What is a blob fish

Imagine someone voted you the ugliest person at work. You would be upset, wouldn't you Well it is a very good thing that the blobfish ( Psychrolutes microporos ), a member of the famous Fathead Sculpin family of fish, speaks no English and also lives very far away - 1,000 meters under the sea in fact - because in 2013 it was voted the ugliest animal in the world by the Ugly Animal Preservation Society.

The blobfish's annoyed face became an international sensation overnight in 2003 when the NORFANZ expedition pulled a large pink blobfish off the northwest coast of New Zealand. It had a parasitic copepod in its mouth and after a month of flexing it looked like the cartoon character Ziggy.
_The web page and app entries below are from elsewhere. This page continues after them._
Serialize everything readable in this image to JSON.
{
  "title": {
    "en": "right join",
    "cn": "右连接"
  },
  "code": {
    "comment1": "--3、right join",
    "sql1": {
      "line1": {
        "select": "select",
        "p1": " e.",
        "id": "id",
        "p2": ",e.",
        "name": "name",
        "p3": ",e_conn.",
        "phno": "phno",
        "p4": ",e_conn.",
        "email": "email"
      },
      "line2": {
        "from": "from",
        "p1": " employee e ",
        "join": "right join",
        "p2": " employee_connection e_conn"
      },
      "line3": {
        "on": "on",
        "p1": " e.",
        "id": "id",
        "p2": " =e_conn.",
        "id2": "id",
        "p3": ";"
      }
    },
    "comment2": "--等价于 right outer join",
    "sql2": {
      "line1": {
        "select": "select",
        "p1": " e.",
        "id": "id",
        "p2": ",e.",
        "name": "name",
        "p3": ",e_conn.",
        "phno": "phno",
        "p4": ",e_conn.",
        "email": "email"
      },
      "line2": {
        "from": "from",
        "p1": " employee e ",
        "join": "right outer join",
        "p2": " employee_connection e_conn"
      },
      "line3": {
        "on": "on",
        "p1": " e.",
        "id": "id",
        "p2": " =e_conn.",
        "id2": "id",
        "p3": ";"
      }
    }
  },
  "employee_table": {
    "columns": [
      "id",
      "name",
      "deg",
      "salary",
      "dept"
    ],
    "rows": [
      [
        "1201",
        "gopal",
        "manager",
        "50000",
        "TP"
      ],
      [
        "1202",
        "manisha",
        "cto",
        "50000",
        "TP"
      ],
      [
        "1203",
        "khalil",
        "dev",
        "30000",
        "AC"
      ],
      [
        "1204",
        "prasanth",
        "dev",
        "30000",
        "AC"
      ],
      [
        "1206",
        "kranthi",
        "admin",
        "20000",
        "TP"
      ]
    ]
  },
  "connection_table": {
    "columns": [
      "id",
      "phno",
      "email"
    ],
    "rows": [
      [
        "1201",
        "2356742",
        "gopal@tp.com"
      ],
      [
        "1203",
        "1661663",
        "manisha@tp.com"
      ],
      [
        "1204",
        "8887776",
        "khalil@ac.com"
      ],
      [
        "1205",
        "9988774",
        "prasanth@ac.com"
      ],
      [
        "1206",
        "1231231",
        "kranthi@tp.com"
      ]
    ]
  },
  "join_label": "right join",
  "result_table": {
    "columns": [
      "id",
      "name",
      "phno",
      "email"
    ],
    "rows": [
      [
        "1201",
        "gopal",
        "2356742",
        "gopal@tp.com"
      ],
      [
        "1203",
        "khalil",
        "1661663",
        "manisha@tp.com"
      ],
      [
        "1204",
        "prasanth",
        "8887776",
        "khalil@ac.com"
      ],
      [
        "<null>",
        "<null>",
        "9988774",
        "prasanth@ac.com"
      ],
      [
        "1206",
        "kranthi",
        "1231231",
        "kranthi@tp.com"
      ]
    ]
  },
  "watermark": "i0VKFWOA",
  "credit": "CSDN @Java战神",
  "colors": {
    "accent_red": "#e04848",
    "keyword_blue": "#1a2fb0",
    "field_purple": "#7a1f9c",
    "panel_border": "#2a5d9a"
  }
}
The crew named it Mr. Blobby and took a now famous picture - some would even call it a mug shot - of this tuberous fish from the water.
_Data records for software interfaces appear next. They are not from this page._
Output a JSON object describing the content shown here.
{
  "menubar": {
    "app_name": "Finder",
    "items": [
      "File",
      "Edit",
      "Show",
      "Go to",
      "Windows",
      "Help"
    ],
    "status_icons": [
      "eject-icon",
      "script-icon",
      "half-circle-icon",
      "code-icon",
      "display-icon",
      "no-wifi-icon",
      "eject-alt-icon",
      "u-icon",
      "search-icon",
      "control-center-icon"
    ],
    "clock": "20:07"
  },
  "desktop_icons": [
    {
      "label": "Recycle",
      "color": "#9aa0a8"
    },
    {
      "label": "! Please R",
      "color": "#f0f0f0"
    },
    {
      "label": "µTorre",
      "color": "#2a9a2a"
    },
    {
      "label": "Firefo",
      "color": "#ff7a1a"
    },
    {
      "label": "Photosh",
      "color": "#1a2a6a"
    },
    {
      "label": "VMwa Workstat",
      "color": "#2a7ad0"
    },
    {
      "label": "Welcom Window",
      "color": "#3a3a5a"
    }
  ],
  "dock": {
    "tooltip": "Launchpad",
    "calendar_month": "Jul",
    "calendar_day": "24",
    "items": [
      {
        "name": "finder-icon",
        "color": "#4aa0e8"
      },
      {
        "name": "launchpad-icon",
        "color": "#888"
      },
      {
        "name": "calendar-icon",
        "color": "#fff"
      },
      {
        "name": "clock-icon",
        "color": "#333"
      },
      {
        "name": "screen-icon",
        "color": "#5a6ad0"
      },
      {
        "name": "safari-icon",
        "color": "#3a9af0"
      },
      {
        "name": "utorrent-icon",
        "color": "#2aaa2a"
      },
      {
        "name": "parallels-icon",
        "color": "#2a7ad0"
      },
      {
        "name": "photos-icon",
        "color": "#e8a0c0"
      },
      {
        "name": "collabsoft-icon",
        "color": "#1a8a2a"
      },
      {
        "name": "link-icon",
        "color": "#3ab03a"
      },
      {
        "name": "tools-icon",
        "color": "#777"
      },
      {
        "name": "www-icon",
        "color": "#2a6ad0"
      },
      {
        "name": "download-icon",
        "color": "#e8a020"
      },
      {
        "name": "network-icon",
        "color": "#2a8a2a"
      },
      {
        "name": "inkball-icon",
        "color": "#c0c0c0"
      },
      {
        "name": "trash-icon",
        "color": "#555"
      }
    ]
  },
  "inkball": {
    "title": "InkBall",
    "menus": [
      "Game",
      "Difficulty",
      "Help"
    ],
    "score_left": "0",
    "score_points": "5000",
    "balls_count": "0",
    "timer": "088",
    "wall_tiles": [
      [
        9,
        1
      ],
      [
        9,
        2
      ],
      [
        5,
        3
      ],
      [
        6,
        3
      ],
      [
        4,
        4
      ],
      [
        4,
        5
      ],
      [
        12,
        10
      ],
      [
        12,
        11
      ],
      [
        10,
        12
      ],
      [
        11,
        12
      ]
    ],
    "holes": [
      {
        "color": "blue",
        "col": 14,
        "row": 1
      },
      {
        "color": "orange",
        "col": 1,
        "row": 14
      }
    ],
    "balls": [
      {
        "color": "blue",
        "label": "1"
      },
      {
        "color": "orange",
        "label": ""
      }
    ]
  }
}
The eerie valley

Part of the ... charm of the blobfish, if you want to call it that, lies in the creepy valley, the fact that it looks human, but something is wrong. But here's the thing: we should never see the blobfish like that.

"Blobfish look pretty 'normal' underwater," says Gareth Fraser, a professor in the University of Florida's Department of Biology who studies the evolutionary development of marine fish. "They only really become a blob when they move from the pressure below to the surface. In my opinion, they have been wrongly given the ugliest animal status."
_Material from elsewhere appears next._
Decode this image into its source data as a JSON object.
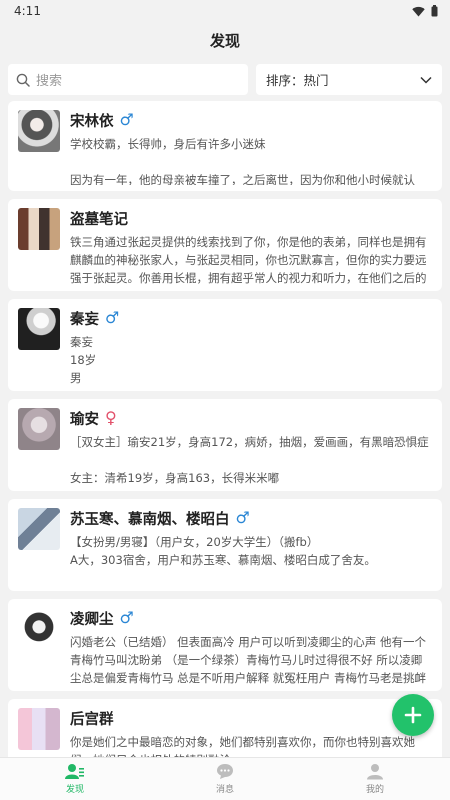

So why is the blobfish so ... stupid? Well, it's actually a very clever adaptation: at the extreme depths where the blobfish make their home, they go about their business and experience 120 times the pressure we put on dry land. Because of this, they don't need a lot of bones or muscle to get their bodies in shape - they just let the pressure of the ocean floor do whatever works for them. But up here in the air there's nothing stopping a blobfish's body from merging into a shapeless, spherical puddle. Terra company is definitely not where the blobfish shines.

But the blobfish has some other cool features besides its pretty face. In fact, the aspic-like texture of its meat is unique in itself. Many fish stay afloat thanks to a handy little gas-filled bag called a swim bladder. But under the high pressure of the deep sea, a swim bladder would simply burst. However, the blobfish found a workaround! Their flesh has a lively, jelly-like consistency that lets them criss-cross around in the depth they are most comfortable in.

While very little is known about the blobfish's life history, another blob-like aspect of this animal is that it doesn't seem to move very much or has a lot of friends. Remember, they have very little muscle so it's not like they are the deepest sea's wildest predators. Nobody has ever seen a blob of fish eat, but scientists believe that they are most likely enjoying a diet of whatever goes in their mouths. In addition, every blobfish ever spotted by researchers has been all alone - they don't seem to be in school - and scientists aren't sure how they breed or how often they encounter others of their kind.

The scarcity of blobfish in their known habitat has affected some scientists. While it is possible that they could be trapped in trawls at this depth, it is unlikely - these nets are huge, but not that big. What poses a greater threat to blobfish in the long term is rising sea temperatures - blobfish seem to have to live in very deep, cold water or extreme latitudes.

Secret, your name is blobfish! That being said, all indications are that this species is doing pretty well on its own.